[App and web page records]
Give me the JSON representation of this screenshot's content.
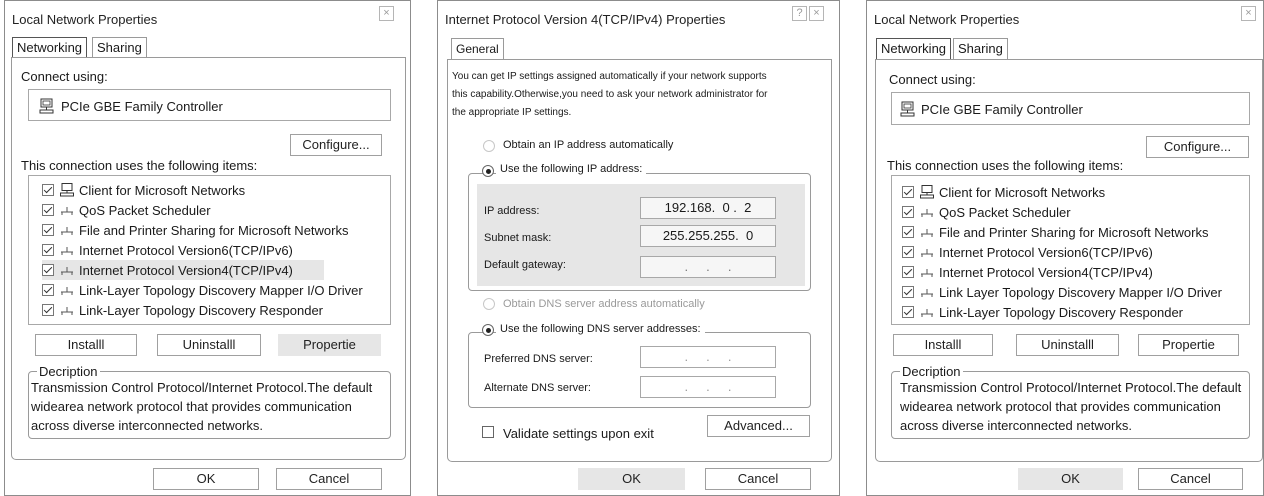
{
  "dialog1": {
    "title": "Local Network Properties",
    "tabs": [
      "Networking",
      "Sharing"
    ],
    "connect_using_label": "Connect using:",
    "adapter_name": "PCIe GBE Family Controller",
    "configure_label": "Configure...",
    "items_label": "This connection uses the following items:",
    "items": [
      {
        "label": "Client for Microsoft Networks",
        "icon": "computer-icon",
        "checked": true
      },
      {
        "label": "QoS Packet Scheduler",
        "icon": "network-protocol-icon",
        "checked": true
      },
      {
        "label": "File and Printer Sharing for Microsoft Networks",
        "icon": "network-protocol-icon",
        "checked": true
      },
      {
        "label": "Internet Protocol Version6(TCP/IPv6)",
        "icon": "network-protocol-icon",
        "checked": true
      },
      {
        "label": "Internet Protocol Version4(TCP/IPv4)",
        "icon": "network-protocol-icon",
        "checked": true,
        "selected": true
      },
      {
        "label": "Link-Layer Topology Discovery Mapper I/O Driver",
        "icon": "network-protocol-icon",
        "checked": true
      },
      {
        "label": "Link-Layer Topology Discovery Responder",
        "icon": "network-protocol-icon",
        "checked": true
      }
    ],
    "install_label": "Installl",
    "uninstall_label": "Uninstalll",
    "properties_label": "Propertie",
    "description_legend": "Decription",
    "description_lines": [
      "Transmission Control Protocol/Internet Protocol.The default",
      "widearea network protocol that provides communication",
      "across diverse interconnected networks."
    ],
    "ok_label": "OK",
    "cancel_label": "Cancel",
    "close_glyph": "×"
  },
  "dialog2": {
    "title": "Internet Protocol Version 4(TCP/IPv4) Properties",
    "help_glyph": "?",
    "close_glyph": "×",
    "tab": "General",
    "intro_lines": [
      "You can get IP settings assigned automatically if your network supports",
      "this capability.Otherwise,you need to ask your network administrator for",
      "the appropriate IP settings."
    ],
    "obtain_ip_label": "Obtain an IP address automatically",
    "use_ip_label": "Use the following IP address:",
    "ip_address_label": "IP address:",
    "ip_address_value": "192.168.  0 .  2",
    "subnet_mask_label": "Subnet mask:",
    "subnet_mask_value": "255.255.255.  0",
    "default_gateway_label": "Default gateway:",
    "default_gateway_value": ".     .     .",
    "obtain_dns_label": "Obtain DNS server address automatically",
    "use_dns_label": "Use the following DNS server addresses:",
    "preferred_dns_label": "Preferred DNS server:",
    "preferred_dns_value": ".     .     .",
    "alternate_dns_label": "Alternate DNS server:",
    "alternate_dns_value": ".     .     .",
    "validate_label": "Validate settings upon exit",
    "advanced_label": "Advanced...",
    "ok_label": "OK",
    "cancel_label": "Cancel",
    "ip_mode": "manual",
    "dns_mode": "manual",
    "validate_checked": false
  },
  "dialog3": {
    "title": "Local Network Properties",
    "tabs": [
      "Networking",
      "Sharing"
    ],
    "connect_using_label": "Connect using:",
    "adapter_name": "PCIe GBE Family Controller",
    "configure_label": "Configure...",
    "items_label": "This connection uses the following items:",
    "items": [
      {
        "label": "Client for Microsoft Networks",
        "icon": "computer-icon",
        "checked": true
      },
      {
        "label": "QoS Packet Scheduler",
        "icon": "network-protocol-icon",
        "checked": true
      },
      {
        "label": "File and Printer Sharing for Microsoft Networks",
        "icon": "network-protocol-icon",
        "checked": true
      },
      {
        "label": "Internet Protocol Version6(TCP/IPv6)",
        "icon": "network-protocol-icon",
        "checked": true
      },
      {
        "label": "Internet Protocol Version4(TCP/IPv4)",
        "icon": "network-protocol-icon",
        "checked": true
      },
      {
        "label": "Link Layer Topology Discovery Mapper I/O Driver",
        "icon": "network-protocol-icon",
        "checked": true
      },
      {
        "label": "Link-Layer Topology Discovery Responder",
        "icon": "network-protocol-icon",
        "checked": true
      }
    ],
    "install_label": "Installl",
    "uninstall_label": "Uninstalll",
    "properties_label": "Propertie",
    "description_legend": "Decription",
    "description_lines": [
      "Transmission Control Protocol/Internet Protocol.The default",
      "widearea network protocol that provides communication",
      "across diverse interconnected networks."
    ],
    "ok_label": "OK",
    "cancel_label": "Cancel",
    "close_glyph": "×"
  },
  "colors": {
    "border": "#9a9a9a",
    "selection": "#e6e6e6",
    "text": "#1a1a1a",
    "disabled_text": "#9a9a9a"
  }
}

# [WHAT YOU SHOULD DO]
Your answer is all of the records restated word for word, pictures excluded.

# [EXERCISE SOLUTION]
Give me the JSON representation of this screenshot's content.
{
  "dialog1": {
    "title": "Local Network Properties",
    "tabs": [
      "Networking",
      "Sharing"
    ],
    "connect_using_label": "Connect using:",
    "adapter_name": "PCIe GBE Family Controller",
    "configure_label": "Configure...",
    "items_label": "This connection uses the following items:",
    "items": [
      {
        "label": "Client for Microsoft Networks",
        "icon": "computer-icon",
        "checked": true
      },
      {
        "label": "QoS Packet Scheduler",
        "icon": "network-protocol-icon",
        "checked": true
      },
      {
        "label": "File and Printer Sharing for Microsoft Networks",
        "icon": "network-protocol-icon",
        "checked": true
      },
      {
        "label": "Internet Protocol Version6(TCP/IPv6)",
        "icon": "network-protocol-icon",
        "checked": true
      },
      {
        "label": "Internet Protocol Version4(TCP/IPv4)",
        "icon": "network-protocol-icon",
        "checked": true,
        "selected": true
      },
      {
        "label": "Link-Layer Topology Discovery Mapper I/O Driver",
        "icon": "network-protocol-icon",
        "checked": true
      },
      {
        "label": "Link-Layer Topology Discovery Responder",
        "icon": "network-protocol-icon",
        "checked": true
      }
    ],
    "install_label": "Installl",
    "uninstall_label": "Uninstalll",
    "properties_label": "Propertie",
    "description_legend": "Decription",
    "description_lines": [
      "Transmission Control Protocol/Internet Protocol.The default",
      "widearea network protocol that provides communication",
      "across diverse interconnected networks."
    ],
    "ok_label": "OK",
    "cancel_label": "Cancel",
    "close_glyph": "×"
  },
  "dialog2": {
    "title": "Internet Protocol Version 4(TCP/IPv4) Properties",
    "help_glyph": "?",
    "close_glyph": "×",
    "tab": "General",
    "intro_lines": [
      "You can get IP settings assigned automatically if your network supports",
      "this capability.Otherwise,you need to ask your network administrator for",
      "the appropriate IP settings."
    ],
    "obtain_ip_label": "Obtain an IP address automatically",
    "use_ip_label": "Use the following IP address:",
    "ip_address_label": "IP address:",
    "ip_address_value": "192.168.  0 .  2",
    "subnet_mask_label": "Subnet mask:",
    "subnet_mask_value": "255.255.255.  0",
    "default_gateway_label": "Default gateway:",
    "default_gateway_value": ".     .     .",
    "obtain_dns_label": "Obtain DNS server address automatically",
    "use_dns_label": "Use the following DNS server addresses:",
    "preferred_dns_label": "Preferred DNS server:",
    "preferred_dns_value": ".     .     .",
    "alternate_dns_label": "Alternate DNS server:",
    "alternate_dns_value": ".     .     .",
    "validate_label": "Validate settings upon exit",
    "advanced_label": "Advanced...",
    "ok_label": "OK",
    "cancel_label": "Cancel",
    "ip_mode": "manual",
    "dns_mode": "manual",
    "validate_checked": false
  },
  "dialog3": {
    "title": "Local Network Properties",
    "tabs": [
      "Networking",
      "Sharing"
    ],
    "connect_using_label": "Connect using:",
    "adapter_name": "PCIe GBE Family Controller",
    "configure_label": "Configure...",
    "items_label": "This connection uses the following items:",
    "items": [
      {
        "label": "Client for Microsoft Networks",
        "icon": "computer-icon",
        "checked": true
      },
      {
        "label": "QoS Packet Scheduler",
        "icon": "network-protocol-icon",
        "checked": true
      },
      {
        "label": "File and Printer Sharing for Microsoft Networks",
        "icon": "network-protocol-icon",
        "checked": true
      },
      {
        "label": "Internet Protocol Version6(TCP/IPv6)",
        "icon": "network-protocol-icon",
        "checked": true
      },
      {
        "label": "Internet Protocol Version4(TCP/IPv4)",
        "icon": "network-protocol-icon",
        "checked": true
      },
      {
        "label": "Link Layer Topology Discovery Mapper I/O Driver",
        "icon": "network-protocol-icon",
        "checked": true
      },
      {
        "label": "Link-Layer Topology Discovery Responder",
        "icon": "network-protocol-icon",
        "checked": true
      }
    ],
    "install_label": "Installl",
    "uninstall_label": "Uninstalll",
    "properties_label": "Propertie",
    "description_legend": "Decription",
    "description_lines": [
      "Transmission Control Protocol/Internet Protocol.The default",
      "widearea network protocol that provides communication",
      "across diverse interconnected networks."
    ],
    "ok_label": "OK",
    "cancel_label": "Cancel",
    "close_glyph": "×"
  },
  "colors": {
    "border": "#9a9a9a",
    "selection": "#e6e6e6",
    "text": "#1a1a1a",
    "disabled_text": "#9a9a9a"
  }
}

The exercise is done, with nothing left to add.